Monotherapy or Combination Therapy: Which Approach Improves Adherence in Patients With Asthma?

|

asthmaThis study by Marceau and colleagues reviewed the treatment adherence as well as the effectiveness of combination therapy among adults with asthma. The study notes that the current international, Canadian, and US asthma treatment guidelines, including the Global Initiative for Asthma, call for severity-based management of asthma, employing both symptoms and pulmonary function testing.

The National Asthma Education and Prevention Program guidelines call for the addition of long-acting beta agonists (LABAs) to inhaled corticosteroids (ICSs) when asthma is not well controlled using ICSs alone. The authors noted that both LABAs and ICSs have a complementary effect, addressing both bronchoconstriction and underlying airway inflammation. Both LABAs and ICSs may be given either concurrently (ie, with 2 separate inhalers) or in combination (ie, both medications in the same inhaler).

The study sought to compare the adherence and effectiveness of LABAs and ICSs administered either concurrently or in combination. The results demonstrated that those patients using the medications in combination were 17% less likely to stop their medication and were also 17% less likely to have a moderate to severe asthma exacerbation. The authors concluded that combination therapy might be preferred to concurrent therapy for patients with asthma with low adherence to controller therapy.

Viewpoint
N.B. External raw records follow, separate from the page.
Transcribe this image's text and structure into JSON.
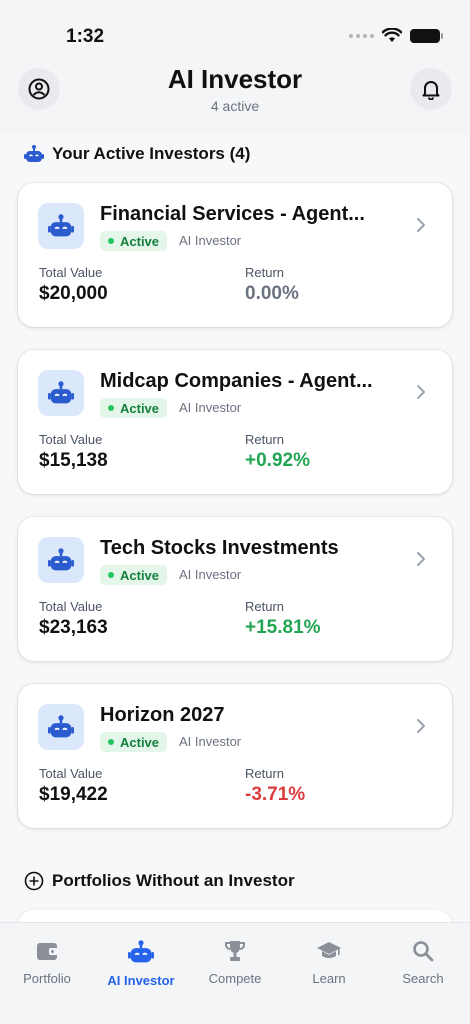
{
  "status": {
    "time": "1:32"
  },
  "header": {
    "title": "AI Investor",
    "subtitle": "4 active"
  },
  "sections": {
    "active_title": "Your Active Investors (4)",
    "without_title": "Portfolios Without an Investor"
  },
  "labels": {
    "total_value": "Total Value",
    "return": "Return"
  },
  "investors": [
    {
      "name": "Financial Services - Agent...",
      "status": "Active",
      "type": "AI Investor",
      "total_value": "$20,000",
      "return": "0.00%",
      "return_trend": "neutral"
    },
    {
      "name": "Midcap Companies - Agent...",
      "status": "Active",
      "type": "AI Investor",
      "total_value": "$15,138",
      "return": "+0.92%",
      "return_trend": "positive"
    },
    {
      "name": "Tech Stocks Investments",
      "status": "Active",
      "type": "AI Investor",
      "total_value": "$23,163",
      "return": "+15.81%",
      "return_trend": "positive"
    },
    {
      "name": "Horizon 2027",
      "status": "Active",
      "type": "AI Investor",
      "total_value": "$19,422",
      "return": "-3.71%",
      "return_trend": "negative"
    }
  ],
  "tabs": [
    {
      "label": "Portfolio",
      "icon": "wallet-icon",
      "active": false
    },
    {
      "label": "AI Investor",
      "icon": "robot-icon",
      "active": true
    },
    {
      "label": "Compete",
      "icon": "trophy-icon",
      "active": false
    },
    {
      "label": "Learn",
      "icon": "graduation-cap-icon",
      "active": false
    },
    {
      "label": "Search",
      "icon": "search-icon",
      "active": false
    }
  ],
  "colors": {
    "accent": "#2563eb",
    "positive": "#22a553",
    "negative": "#dc3b3b",
    "active_badge_bg": "#e4f6e9",
    "active_badge_text": "#15803d"
  }
}
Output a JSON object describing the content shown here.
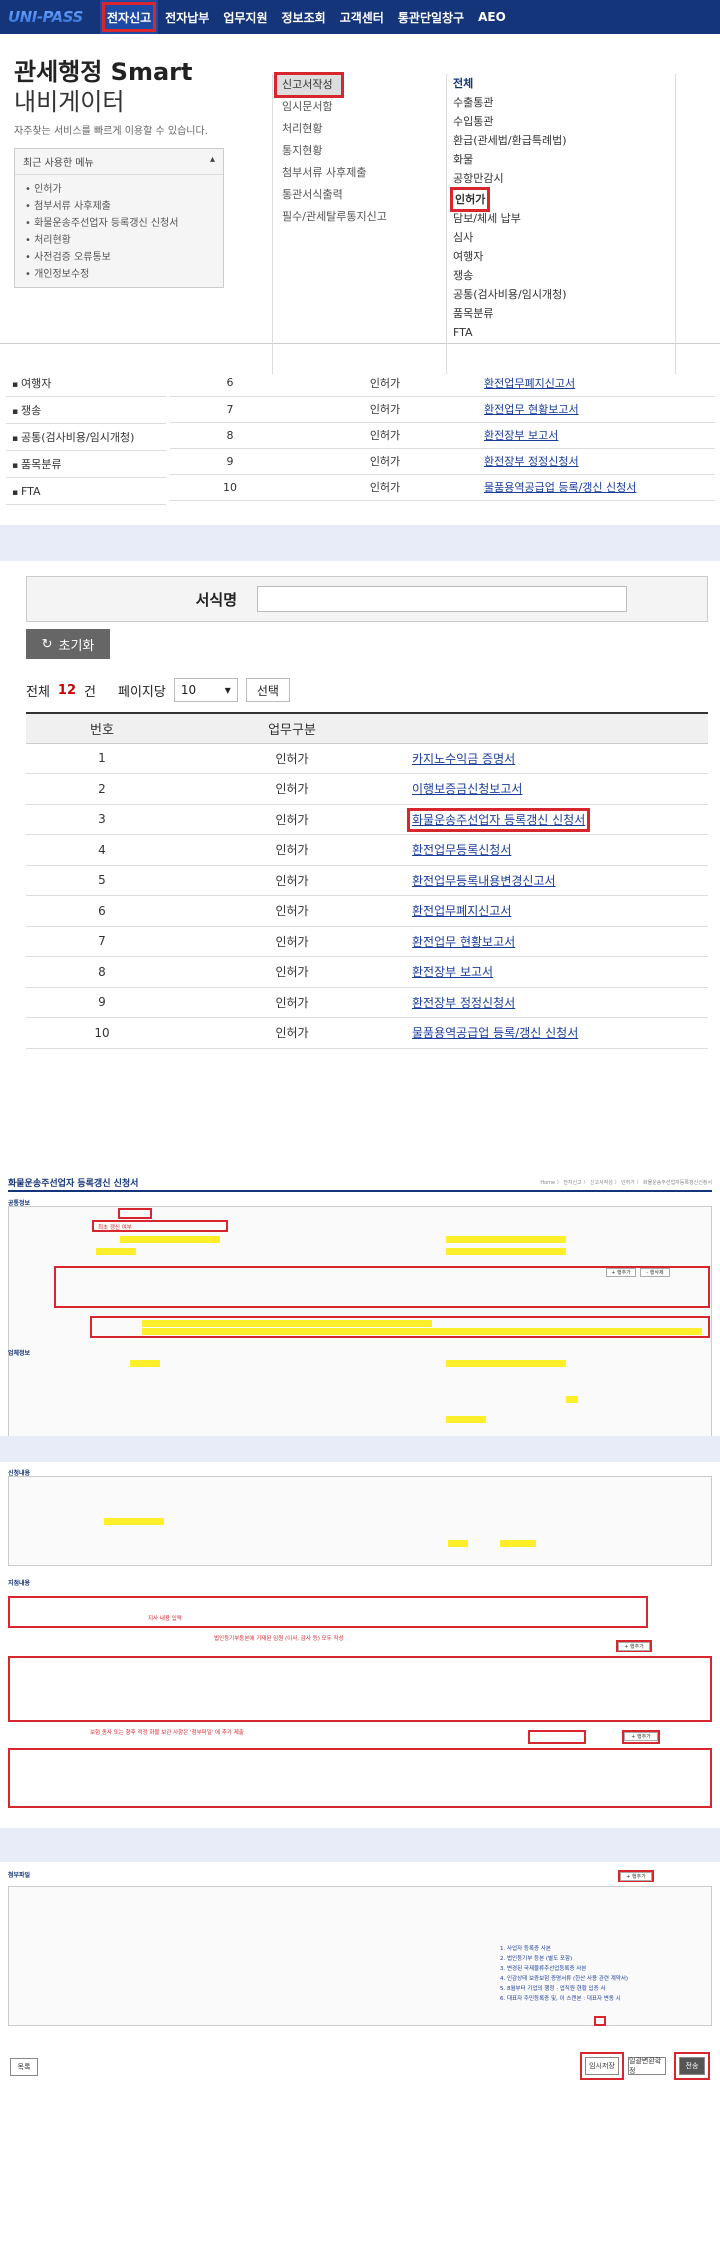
{
  "header": {
    "logo": "UNI-PASS",
    "nav": [
      "전자신고",
      "전자납부",
      "업무지원",
      "정보조회",
      "고객센터",
      "통관단일창구",
      "AEO"
    ]
  },
  "intro": {
    "title": "관세행정 Smart",
    "subtitle": "내비게이터",
    "desc": "자주찾는 서비스를 빠르게 이용할 수 있습니다.",
    "recent_title": "최근 사용한 메뉴",
    "recent_items": [
      "인허가",
      "첨부서류 사후제출",
      "화물운송주선업자 등록갱신 신청서",
      "처리현황",
      "사전검증 오류통보",
      "개인정보수정"
    ]
  },
  "menu_col1": [
    "신고서작성",
    "임시문서함",
    "처리현황",
    "통지현황",
    "첨부서류 사후제출",
    "통관서식출력",
    "필수/관세탈루통지신고"
  ],
  "menu_col2": [
    "전체",
    "수출통관",
    "수입통관",
    "환급(관세법/환급특례법)",
    "화물",
    "공항만감시",
    "인허가",
    "담보/체세 납부",
    "심사",
    "여행자",
    "쟁송",
    "공통(검사비용/임시개청)",
    "품목분류",
    "FTA"
  ],
  "sidebar": [
    "여행자",
    "쟁송",
    "공통(검사비용/임시개청)",
    "품목분류",
    "FTA"
  ],
  "partial_rows": [
    {
      "no": "6",
      "type": "인허가",
      "name": "환전업무폐지신고서"
    },
    {
      "no": "7",
      "type": "인허가",
      "name": "환전업무 현황보고서"
    },
    {
      "no": "8",
      "type": "인허가",
      "name": "환전장부 보고서"
    },
    {
      "no": "9",
      "type": "인허가",
      "name": "환전장부 정정신청서"
    },
    {
      "no": "10",
      "type": "인허가",
      "name": "물품용역공급업 등록/갱신 신청서"
    }
  ],
  "search": {
    "label": "서식명",
    "reset": "초기화",
    "total_prefix": "전체",
    "total_count": "12",
    "total_suffix": "건",
    "perpage_label": "페이지당",
    "perpage_value": "10",
    "pick": "선택"
  },
  "list": {
    "headers": [
      "번호",
      "업무구분",
      ""
    ],
    "rows": [
      {
        "no": "1",
        "type": "인허가",
        "name": "카지노수익금 증명서"
      },
      {
        "no": "2",
        "type": "인허가",
        "name": "이행보증금신청보고서"
      },
      {
        "no": "3",
        "type": "인허가",
        "name": "화물운송주선업자 등록갱신 신청서"
      },
      {
        "no": "4",
        "type": "인허가",
        "name": "환전업무등록신청서"
      },
      {
        "no": "5",
        "type": "인허가",
        "name": "환전업무등록내용변경신고서"
      },
      {
        "no": "6",
        "type": "인허가",
        "name": "환전업무폐지신고서"
      },
      {
        "no": "7",
        "type": "인허가",
        "name": "환전업무 현황보고서"
      },
      {
        "no": "8",
        "type": "인허가",
        "name": "환전장부 보고서"
      },
      {
        "no": "9",
        "type": "인허가",
        "name": "환전장부 정정신청서"
      },
      {
        "no": "10",
        "type": "인허가",
        "name": "물품용역공급업 등록/갱신 신청서"
      }
    ]
  },
  "form": {
    "title": "화물운송주선업자 등록갱신 신청서",
    "crumb": "Home 〉 전자신고 〉 신고서작성 〉 인허가 〉 화물운송주선업자등록갱신신청서",
    "sec_basic": "공통정보",
    "sec_biz": "업체정보",
    "sec_apply": "신청내용",
    "sec_branch": "지점내용",
    "sec_attach": "첨부파일",
    "note_red1": "최초 갱신 여부",
    "note_red2": "지사 내용 입력",
    "note_red3": "법인등기부등본에 기재된 임원 (이사, 감사 등) 모두 작성",
    "note_red4": "보험 종사 또는 향후 적정 화물 보관 사항은 '첨부파일' 에 추가 제출",
    "add": "+ 행추가",
    "del": "- 행삭제",
    "attach_add": "+ 행추가",
    "attach_notes": [
      "1. 사업자 등록증 사본",
      "2. 법인등기부 등본 (별도 포함)",
      "3. 변경된 국제물류주선업등록증 사본",
      "4. 인감상태 보증보험 증명서류 (한산 사용 관련 계약서)",
      "5. 8월부터 기업의 행정 · 업직원 현황 입증 서",
      "6. 대표자 주민등록증 및, 이 스캔본 : 대표자 변동 시"
    ],
    "btn_temp": "임시저장",
    "btn_print": "일괄변환확정",
    "btn_send": "전송",
    "btn_list": "목록"
  },
  "colors": {
    "nav_bg": "#14357a",
    "highlight": "#d8262e",
    "link": "#1b3d9e",
    "band": "#e8ebf8"
  }
}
Studies have shown that patients are more likely to comply with medication regimens that are simpler and easier to take. Other studies have also shown that ICSs and LABAs in a single inhaler may be superior in reducing asthma exacerbations compared with the 2 inhalers taken separately.[1] Compliance with long-term asthma controllers is already known to be poor, and strategies that will improve compliance will ultimately improve outcomes. The authors also suggested that patients with asthma should not take LABAs without concomitant ICSs. Use of the combination inhaler helps to ensure that both medications are taken.

References

  1. Ringdal N, Chuchalin A, Chovan L, Tudoric N, Maggi E, Whitehead PJ. Evaluation of different inhaled combination therapies (EDICT): a randomized, double-blind comparison of Seretide (50/250 microg BD Diskus vs Formoterol (12 microg BD) and budesonide (800 microg BD) given concurrently (both via Turbuhaler) in patients with moderate to severe asthma. Respir Med. 2002;96:851-861.
read full article